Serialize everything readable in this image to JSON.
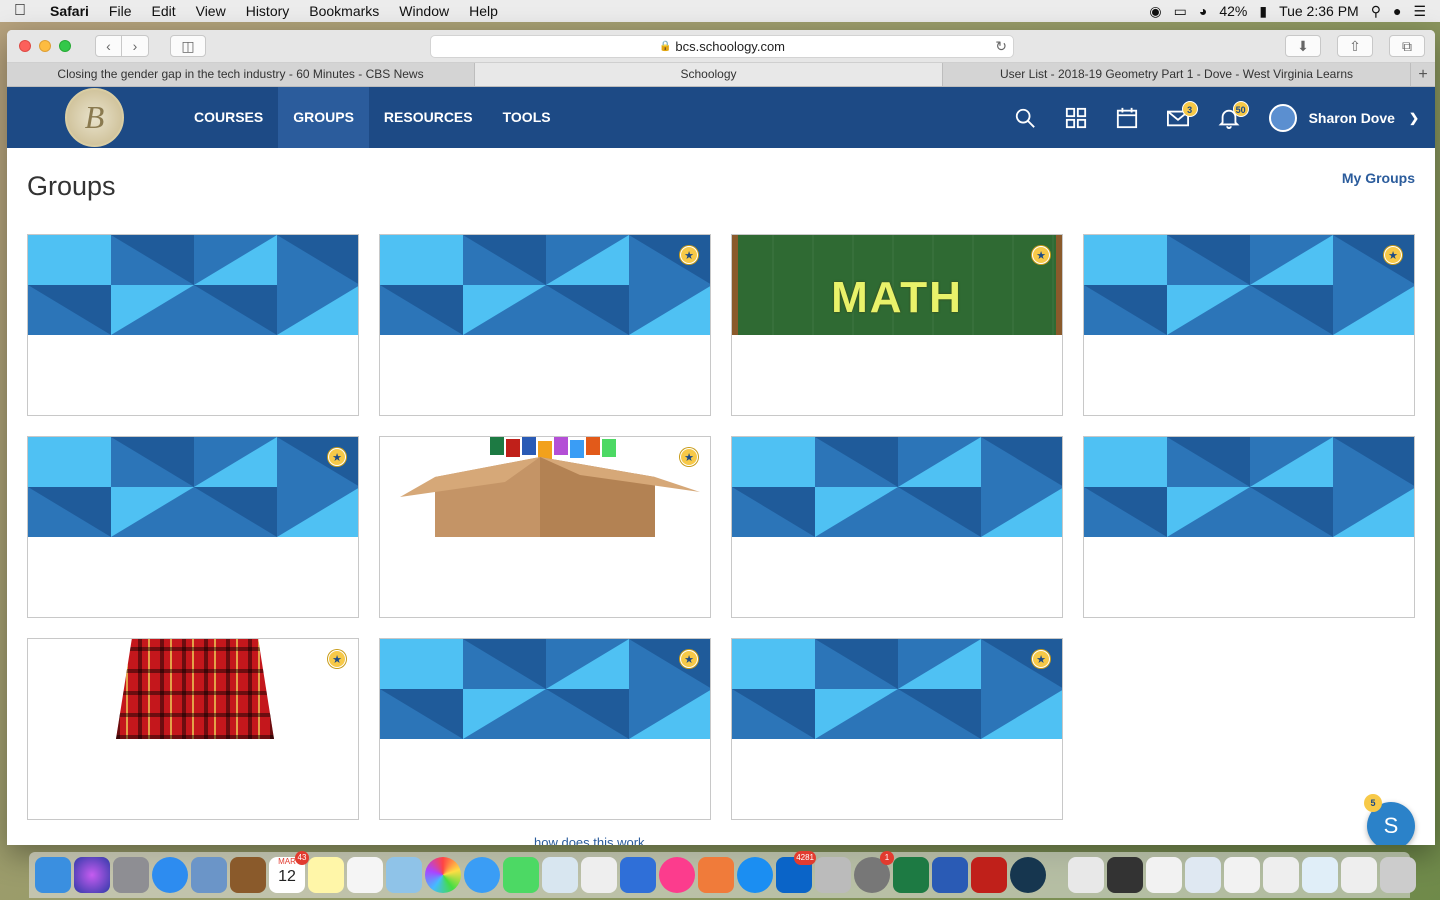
{
  "menubar": {
    "app_name": "Safari",
    "items": [
      "File",
      "Edit",
      "View",
      "History",
      "Bookmarks",
      "Window",
      "Help"
    ],
    "battery": "42%",
    "clock": "Tue 2:36 PM"
  },
  "browser": {
    "url": "bcs.schoology.com",
    "tabs": [
      {
        "title": "Closing the gender gap in the tech industry - 60 Minutes - CBS News"
      },
      {
        "title": "Schoology"
      },
      {
        "title": "User List - 2018-19 Geometry Part 1 - Dove - West Virginia Learns"
      }
    ],
    "active_tab": 1
  },
  "header": {
    "nav": [
      "COURSES",
      "GROUPS",
      "RESOURCES",
      "TOOLS"
    ],
    "active_nav": "GROUPS",
    "messages_badge": "3",
    "notifications_badge": "50",
    "user_name": "Sharon Dove"
  },
  "page": {
    "title": "Groups",
    "my_groups_link": "My Groups",
    "bottom_hint": "how does this work"
  },
  "groups": [
    {
      "banner": "pattern",
      "featured": false
    },
    {
      "banner": "pattern",
      "featured": true
    },
    {
      "banner": "math",
      "featured": true,
      "banner_text": "MATH"
    },
    {
      "banner": "pattern",
      "featured": true
    },
    {
      "banner": "pattern",
      "featured": true
    },
    {
      "banner": "box",
      "featured": true
    },
    {
      "banner": "pattern",
      "featured": false
    },
    {
      "banner": "pattern",
      "featured": false
    },
    {
      "banner": "kilt",
      "featured": true
    },
    {
      "banner": "pattern",
      "featured": true
    },
    {
      "banner": "pattern",
      "featured": true
    }
  ],
  "chat": {
    "label": "S",
    "badge": "5"
  },
  "dock": {
    "calendar_month": "MAR",
    "calendar_day": "12",
    "calendar_badge": "43",
    "outlook_badge": "4281",
    "prefs_badge": "1"
  },
  "colors": {
    "header_bg": "#1d4a85",
    "nav_active_bg": "#2b5c9c",
    "pattern_light": "#4fc1f3",
    "pattern_mid": "#2c75b8",
    "pattern_dark": "#1f5b9a",
    "badge": "#f7c948"
  }
}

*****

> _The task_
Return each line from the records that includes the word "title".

> _Output_
        "title": "Closing the gender gap in the tech industry - 60 Minutes - CBS News"
        "title": "Schoology"
        "title": "User List - 2018-19 Geometry Part 1 - Dove - West Virginia Learns"
    "title": "Groups",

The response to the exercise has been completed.